Reproduced from Am J Hum Genet, Vol 91, Semler O, Garbes L, Keupp K, et al. A mutation in the 5'-UTR of IFITM5 creates an in-frame start codon and causes autosomal-dominant osteogenesis imperfecta type V with hyperplastic callus, Pages 349-57, Copyright 2012, with permission from Elsevier.


Other resources:

http://www.oif.org/

http://www.oife.org/

http://www.oife.org/index.php/EN/other-oi-organisations

http://www.brittlebone.org/

References

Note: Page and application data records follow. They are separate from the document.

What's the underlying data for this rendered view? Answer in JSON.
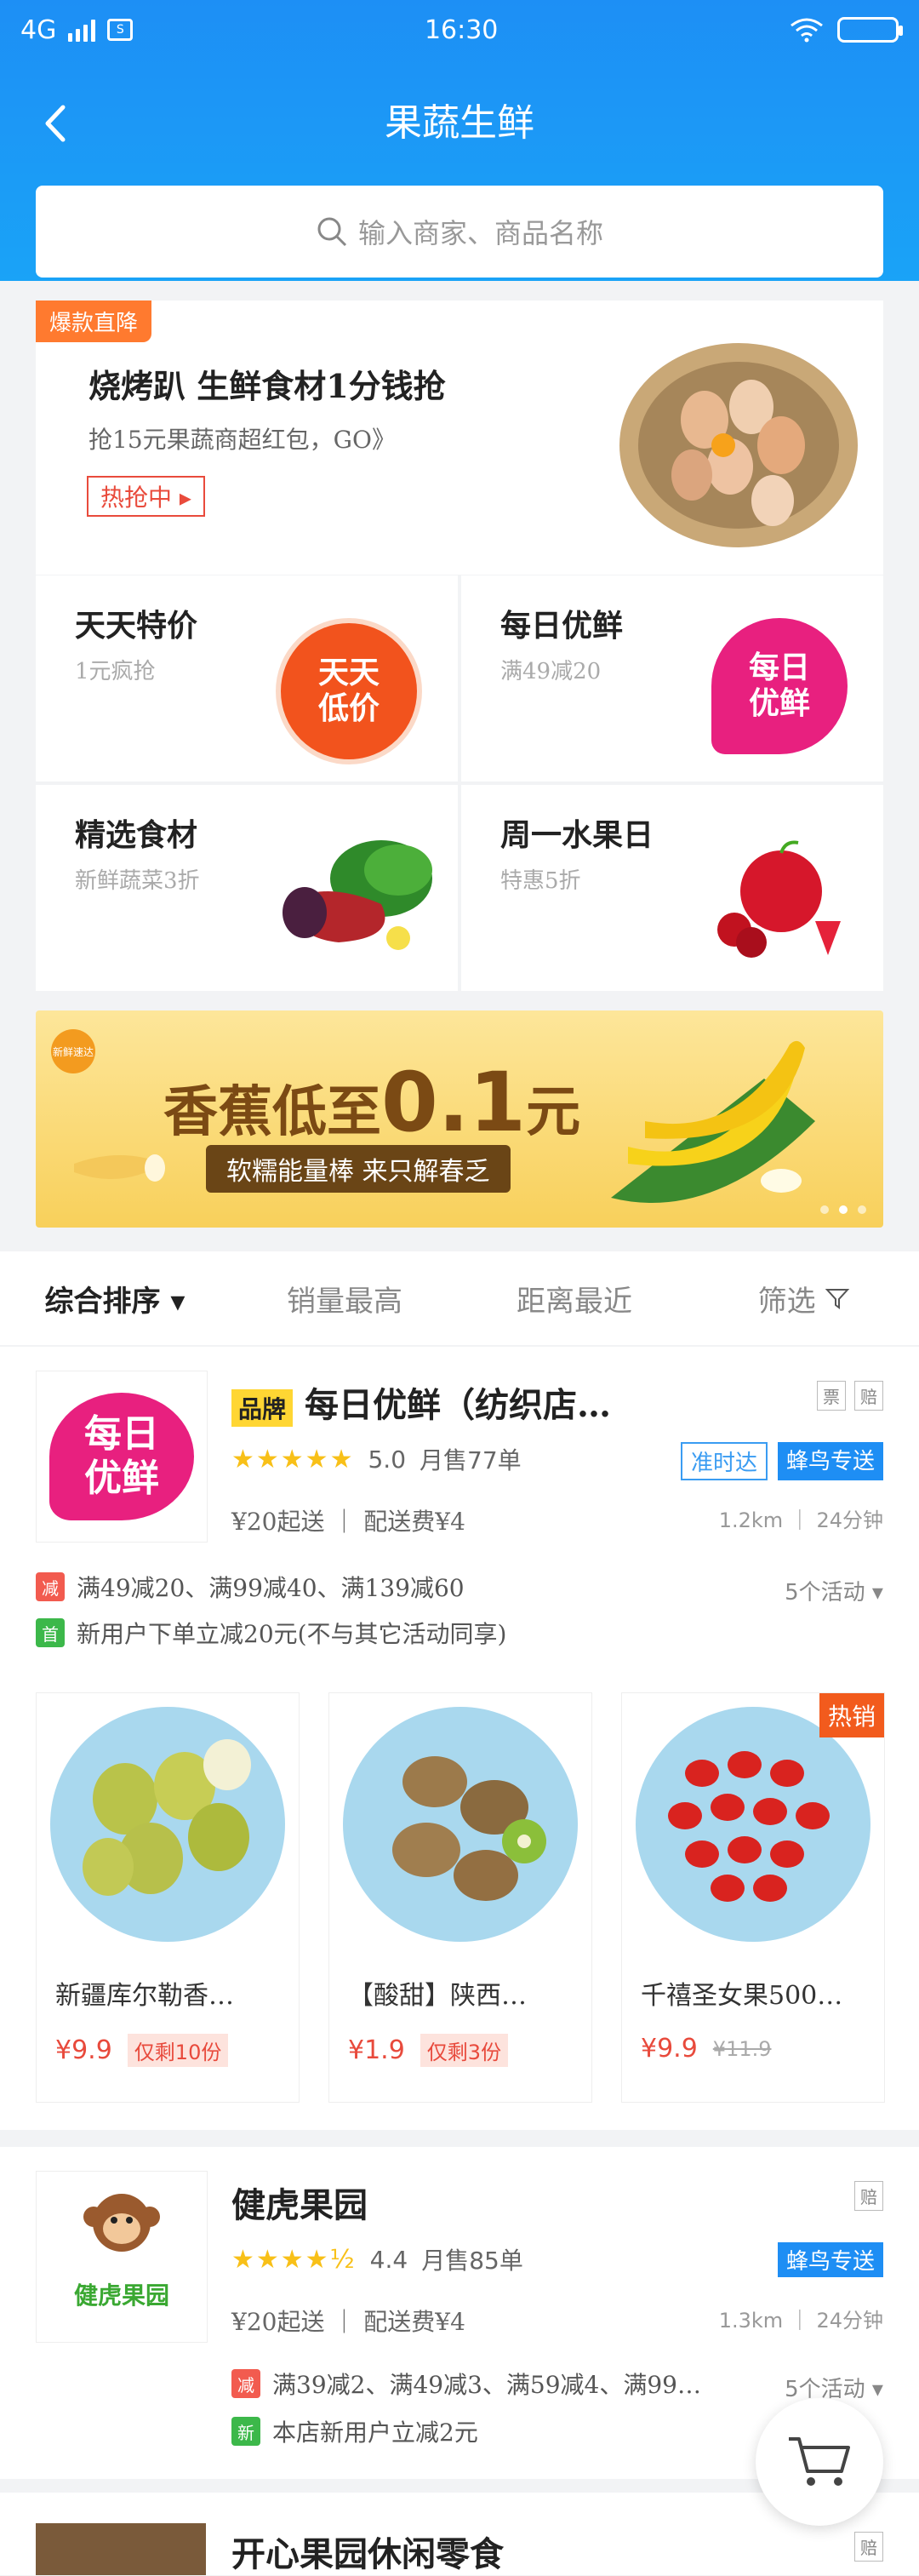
{
  "status_bar": {
    "network": "4G",
    "time": "16:30"
  },
  "header": {
    "title": "果蔬生鲜",
    "back_icon": "back-arrow-icon"
  },
  "search": {
    "placeholder": "输入商家、商品名称"
  },
  "promo": {
    "tag": "爆款直降",
    "title": "烧烤趴 生鲜食材1分钱抢",
    "subtitle": "抢15元果蔬商超红包，GO》",
    "button": "热抢中"
  },
  "categories": [
    {
      "title": "天天特价",
      "desc": "1元疯抢",
      "badge": "天天\n低价",
      "color": "#f2531d"
    },
    {
      "title": "每日优鲜",
      "desc": "满49减20",
      "badge": "每日\n优鲜",
      "color": "#e8207f"
    },
    {
      "title": "精选食材",
      "desc": "新鲜蔬菜3折"
    },
    {
      "title": "周一水果日",
      "desc": "特惠5折"
    }
  ],
  "banner": {
    "headline": "香蕉低至",
    "amount": "0.1",
    "unit": "元",
    "pill": "软糯能量棒 来只解春乏",
    "logo_text": "新鲜速达"
  },
  "sort": {
    "items": [
      "综合排序",
      "销量最高",
      "距离最近",
      "筛选"
    ]
  },
  "stores": [
    {
      "brand": "品牌",
      "name": "每日优鲜（纺织店…",
      "logo_text": "每日\n优鲜",
      "tags": [
        "票",
        "赔"
      ],
      "stars": "★★★★★",
      "score": "5.0",
      "monthly": "月售77单",
      "delivery_tags": [
        "准时达",
        "蜂鸟专送"
      ],
      "min_order": "¥20起送",
      "fee": "配送费¥4",
      "distance": "1.2km",
      "time": "24分钟",
      "promos": [
        {
          "icon": "减",
          "text": "满49减20、满99减40、满139减60"
        },
        {
          "icon": "首",
          "text": "新用户下单立减20元(不与其它活动同享)"
        }
      ],
      "activity_count": "5个活动",
      "products": [
        {
          "name": "新疆库尔勒香…",
          "price": "¥9.9",
          "limit": "仅剩10份"
        },
        {
          "name": "【酸甜】陕西…",
          "price": "¥1.9",
          "limit": "仅剩3份"
        },
        {
          "name": "千禧圣女果500…",
          "price": "¥9.9",
          "old": "¥11.9",
          "hot": "热销"
        }
      ]
    },
    {
      "name": "健虎果园",
      "logo_text": "健虎果园",
      "tags": [
        "赔"
      ],
      "stars": "★★★★½",
      "score": "4.4",
      "monthly": "月售85单",
      "delivery_tags": [
        "蜂鸟专送"
      ],
      "min_order": "¥20起送",
      "fee": "配送费¥4",
      "distance": "1.3km",
      "time": "24分钟",
      "promos": [
        {
          "icon": "减",
          "text": "满39减2、满49减3、满59减4、满99…"
        },
        {
          "icon": "新",
          "text": "本店新用户立减2元"
        }
      ],
      "activity_count": "5个活动"
    },
    {
      "name": "开心果园休闲零食",
      "tags": [
        "赔"
      ]
    }
  ],
  "colors": {
    "primary": "#1d8ff5",
    "accent": "#e84a3c"
  }
}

  1. Van Dijk FS, Sillence DO. Osteogenesis imperfecta: clinical diagnosis, nomenclature and severity assessment. Am J Med Genet A. 2014 Jun;164A(6):1470-81.
  2. Eyre DR, Weis MA. Bone collagen: new clues to its mineralization mechanism from recessive osteogenesis imperfecta. Calcif Tissue Int. 2013 Oct;93(4):338-47.
  3. Valadares ER, Carneiro TB, Santos PM, et al. What is new in genetics and osteogenesis imperfecta classification? J Pediatr (Rio J). 2014 Nov-Dec;90(6):536-41.
  4. Marini J, Smith SM. Osteogenesis Imperfecta. Editors In: De Groot LJ, Beck-Peccoz P, Chrousos G, et al. editors. Source Endotext [Internet]. South Dartmouth (MA): MDText.com, Inc.; 2000. 2015 Apr 22.
  5. Masi L, Agnusdei D, Bilezikian J et al. Taxonomy of rare genetic metabolic bone disorders. Osteoporos Int. 2015 Jun 13.
  6. http://www.omim.org